n.DiplomaticsAn entity, constituted either by a collection or succession of natural or physical persons, that can take part in legal actions.

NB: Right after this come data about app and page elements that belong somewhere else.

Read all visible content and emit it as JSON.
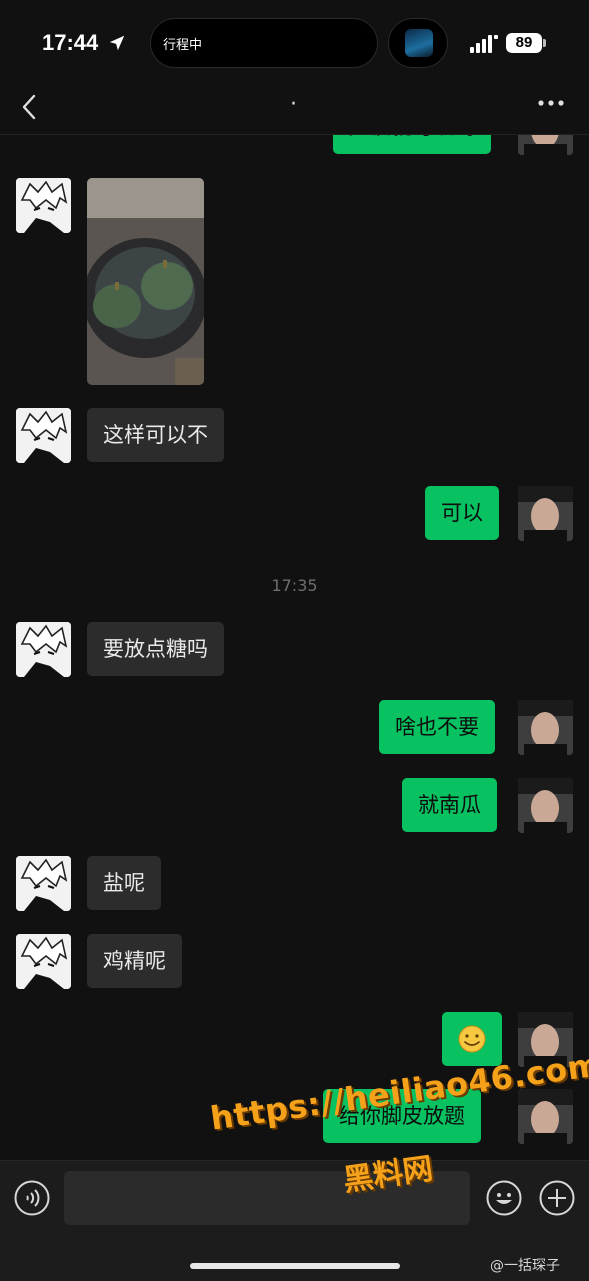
{
  "status_bar": {
    "time": "17:44",
    "island_label": "行程中",
    "battery": "89",
    "icons": [
      "location-arrow-icon",
      "signal-icon"
    ]
  },
  "nav": {
    "title": "·",
    "icons": [
      "back-chevron-icon",
      "more-dots-icon"
    ]
  },
  "messages": [
    {
      "side": "right",
      "text": "应该就可以吗",
      "partial": true
    },
    {
      "side": "left",
      "type": "image",
      "description_icon": "photo-pumpkins"
    },
    {
      "side": "left",
      "text": "这样可以不"
    },
    {
      "side": "right",
      "text": "可以"
    },
    {
      "type": "timestamp",
      "text": "17:35"
    },
    {
      "side": "left",
      "text": "要放点糖吗"
    },
    {
      "side": "right",
      "text": "啥也不要"
    },
    {
      "side": "right",
      "text": "就南瓜"
    },
    {
      "side": "left",
      "text": "盐呢"
    },
    {
      "side": "left",
      "text": "鸡精呢"
    },
    {
      "side": "right",
      "text": "🙂",
      "type": "emoji"
    },
    {
      "side": "right",
      "text": "给你脚皮放题",
      "partial": true
    }
  ],
  "input_bar": {
    "placeholder": "",
    "icons": [
      "voice-icon",
      "emoji-icon",
      "plus-icon"
    ]
  },
  "watermark": {
    "url": "https://heiliao46.com",
    "name": "黑料网",
    "weibo": "@一括琛子"
  },
  "colors": {
    "background": "#111111",
    "left_bubble": "#2c2c2c",
    "right_bubble": "#08c160",
    "watermark": "#f5a21a"
  }
}
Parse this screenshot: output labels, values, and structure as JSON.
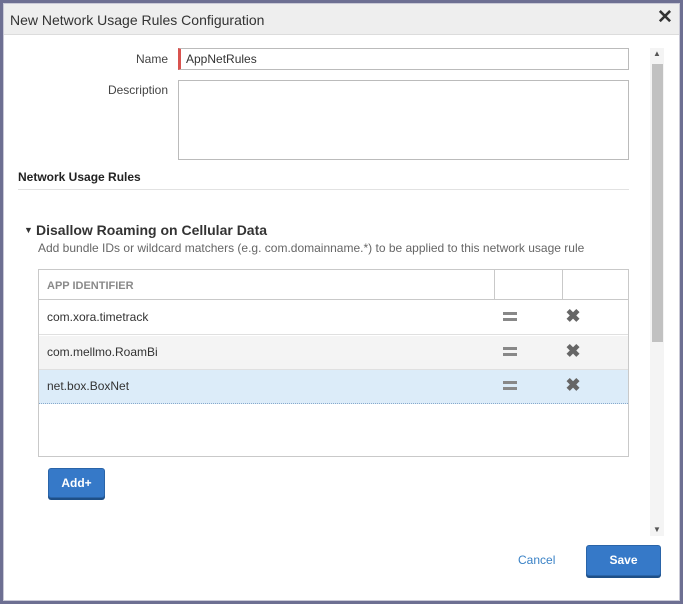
{
  "window": {
    "title": "New Network Usage Rules Configuration",
    "close_icon": "close-icon"
  },
  "form": {
    "name_label": "Name",
    "name_value": "AppNetRules",
    "description_label": "Description",
    "description_value": ""
  },
  "section": {
    "title": "Network Usage Rules"
  },
  "rule_group": {
    "title": "Disallow Roaming on Cellular Data",
    "description": "Add bundle IDs or wildcard matchers (e.g. com.domainname.*) to be applied to this network usage rule",
    "expanded": true
  },
  "table": {
    "column_header": "APP IDENTIFIER",
    "rows": [
      {
        "app_id": "com.xora.timetrack",
        "selected": false
      },
      {
        "app_id": "com.mellmo.RoamBi",
        "selected": false
      },
      {
        "app_id": "net.box.BoxNet",
        "selected": true
      }
    ],
    "icons": {
      "reorder": "drag-handle-icon",
      "remove": "delete-x-icon"
    }
  },
  "buttons": {
    "add": "Add+",
    "cancel": "Cancel",
    "save": "Save"
  },
  "colors": {
    "accent": "#3679c8",
    "required_marker": "#d9534f",
    "selected_row": "#dcecf9",
    "backdrop": "#6d6f92"
  }
}
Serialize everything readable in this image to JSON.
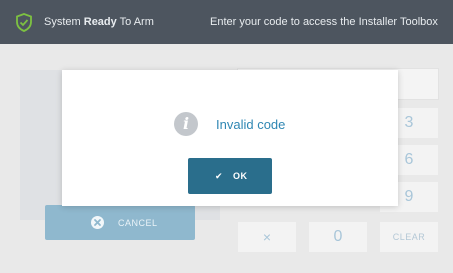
{
  "header": {
    "status_prefix": "System",
    "status_bold": "Ready",
    "status_suffix": "To Arm",
    "prompt": "Enter your code to access the Installer Toolbox",
    "shield_icon": "shield-check-icon",
    "colors": {
      "bar": "#4d555f",
      "shield": "#7dc142"
    }
  },
  "keypad": {
    "keys": [
      {
        "id": "key-3",
        "label": "3"
      },
      {
        "id": "key-6",
        "label": "6"
      },
      {
        "id": "key-9",
        "label": "9"
      },
      {
        "id": "key-x",
        "label": "×"
      },
      {
        "id": "key-0",
        "label": "0"
      },
      {
        "id": "key-clear",
        "label": "CLEAR"
      }
    ]
  },
  "cancel": {
    "label": "CANCEL",
    "icon": "close-circle-icon"
  },
  "modal": {
    "icon": "info-icon",
    "icon_glyph": "i",
    "message": "Invalid code",
    "ok_label": "OK",
    "ok_icon": "check-icon",
    "colors": {
      "message": "#2f87b3",
      "ok_button": "#2a6e8c"
    }
  }
}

Duranti 1998, p. 42 The term 'juridical person' is used in the sense of an entity having the capacity of the potential to act legally and constituted either by a collection or succession of physical persons or a collection of properties. Examples of juridical persons are states, agencies, corporations, associations, committees, partnerships, ethnic and religious groups, positions to which individuals are nominated, appointed, or hired, character groups (women, fathers, children, deceased persons), the estates of bankrupt or deceased persons, counties, and so on. . . . In English, the United States, and English-speaking Canada, there is a legal distinction between 'natural' and 'artificial' persons which is close to the distinction between physical and juridical persons, but the jurists in those countries do not agree on a definition of the two terms.